### [PROMPT]
Every line in the records below with the string "What" is to be copied out.

########################################

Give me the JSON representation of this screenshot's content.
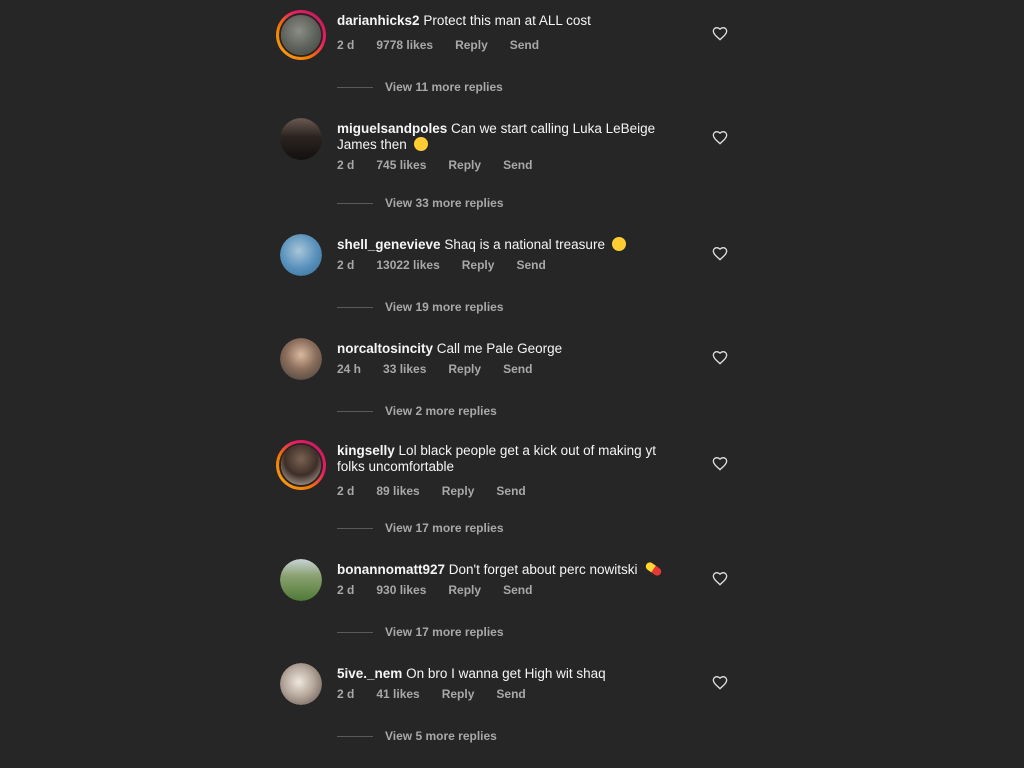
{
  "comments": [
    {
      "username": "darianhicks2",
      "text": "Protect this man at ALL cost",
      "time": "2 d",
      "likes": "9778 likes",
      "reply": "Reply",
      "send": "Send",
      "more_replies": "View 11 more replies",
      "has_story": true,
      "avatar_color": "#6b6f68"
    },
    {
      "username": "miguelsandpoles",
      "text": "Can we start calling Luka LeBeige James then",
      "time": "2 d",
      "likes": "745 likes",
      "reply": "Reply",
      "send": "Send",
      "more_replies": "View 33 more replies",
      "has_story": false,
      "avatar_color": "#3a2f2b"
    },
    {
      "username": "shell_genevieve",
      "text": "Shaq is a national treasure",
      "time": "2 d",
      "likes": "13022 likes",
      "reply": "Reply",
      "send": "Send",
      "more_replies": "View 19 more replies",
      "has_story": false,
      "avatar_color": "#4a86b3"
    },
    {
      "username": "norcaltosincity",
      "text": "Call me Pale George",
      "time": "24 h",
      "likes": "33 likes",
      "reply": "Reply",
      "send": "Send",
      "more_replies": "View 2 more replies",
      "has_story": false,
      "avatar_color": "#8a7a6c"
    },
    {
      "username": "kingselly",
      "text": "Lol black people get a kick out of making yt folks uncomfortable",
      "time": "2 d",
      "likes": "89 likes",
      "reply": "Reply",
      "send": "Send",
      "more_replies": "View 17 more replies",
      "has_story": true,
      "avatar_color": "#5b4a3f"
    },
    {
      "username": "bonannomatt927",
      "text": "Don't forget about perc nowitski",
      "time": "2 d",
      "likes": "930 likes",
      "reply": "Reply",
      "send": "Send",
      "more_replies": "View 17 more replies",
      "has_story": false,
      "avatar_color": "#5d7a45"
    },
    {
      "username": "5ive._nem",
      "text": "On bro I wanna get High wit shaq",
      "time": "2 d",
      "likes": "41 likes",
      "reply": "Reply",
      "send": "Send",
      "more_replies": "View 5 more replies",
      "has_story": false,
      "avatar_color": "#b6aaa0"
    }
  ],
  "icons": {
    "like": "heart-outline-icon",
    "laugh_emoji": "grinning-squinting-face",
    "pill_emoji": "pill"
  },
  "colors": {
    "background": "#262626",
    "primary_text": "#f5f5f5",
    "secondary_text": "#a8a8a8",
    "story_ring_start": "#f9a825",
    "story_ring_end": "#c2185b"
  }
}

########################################

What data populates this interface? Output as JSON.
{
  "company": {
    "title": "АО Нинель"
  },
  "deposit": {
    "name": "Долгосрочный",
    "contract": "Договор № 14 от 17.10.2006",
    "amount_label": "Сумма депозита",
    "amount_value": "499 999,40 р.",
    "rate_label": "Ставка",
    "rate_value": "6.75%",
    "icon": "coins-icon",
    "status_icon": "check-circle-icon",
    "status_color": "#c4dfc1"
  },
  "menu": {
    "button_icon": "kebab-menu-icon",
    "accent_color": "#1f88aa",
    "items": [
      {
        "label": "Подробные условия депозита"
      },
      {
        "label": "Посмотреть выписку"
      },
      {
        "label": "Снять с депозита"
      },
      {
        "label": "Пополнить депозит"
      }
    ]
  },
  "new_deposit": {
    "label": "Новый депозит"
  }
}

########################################

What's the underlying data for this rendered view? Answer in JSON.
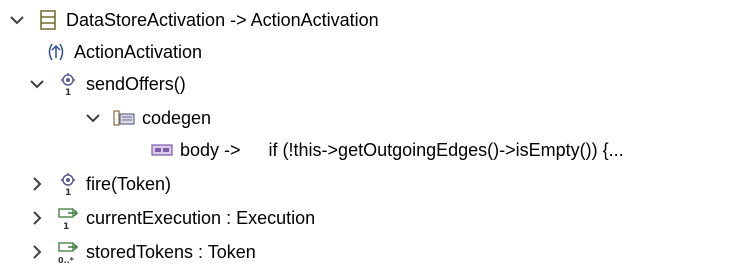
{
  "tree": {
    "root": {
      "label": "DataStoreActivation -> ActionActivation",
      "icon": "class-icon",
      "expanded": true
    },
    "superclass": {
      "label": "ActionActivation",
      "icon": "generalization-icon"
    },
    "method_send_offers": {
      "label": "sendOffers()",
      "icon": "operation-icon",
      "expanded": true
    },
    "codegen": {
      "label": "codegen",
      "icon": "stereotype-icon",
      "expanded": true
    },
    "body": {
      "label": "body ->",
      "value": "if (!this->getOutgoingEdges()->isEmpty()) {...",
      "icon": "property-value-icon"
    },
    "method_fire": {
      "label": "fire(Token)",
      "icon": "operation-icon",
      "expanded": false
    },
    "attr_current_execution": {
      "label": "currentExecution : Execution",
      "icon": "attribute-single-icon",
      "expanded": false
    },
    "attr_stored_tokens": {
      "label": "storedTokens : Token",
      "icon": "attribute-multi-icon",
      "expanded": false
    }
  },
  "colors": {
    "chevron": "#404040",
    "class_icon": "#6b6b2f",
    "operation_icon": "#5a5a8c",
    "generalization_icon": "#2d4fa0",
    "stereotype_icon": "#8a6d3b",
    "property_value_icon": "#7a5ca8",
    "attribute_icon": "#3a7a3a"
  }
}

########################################

### [TASK ANSWER]
What data populates this interface? Output as JSON.
What's the underlying data for this rendered view? Answer in JSON.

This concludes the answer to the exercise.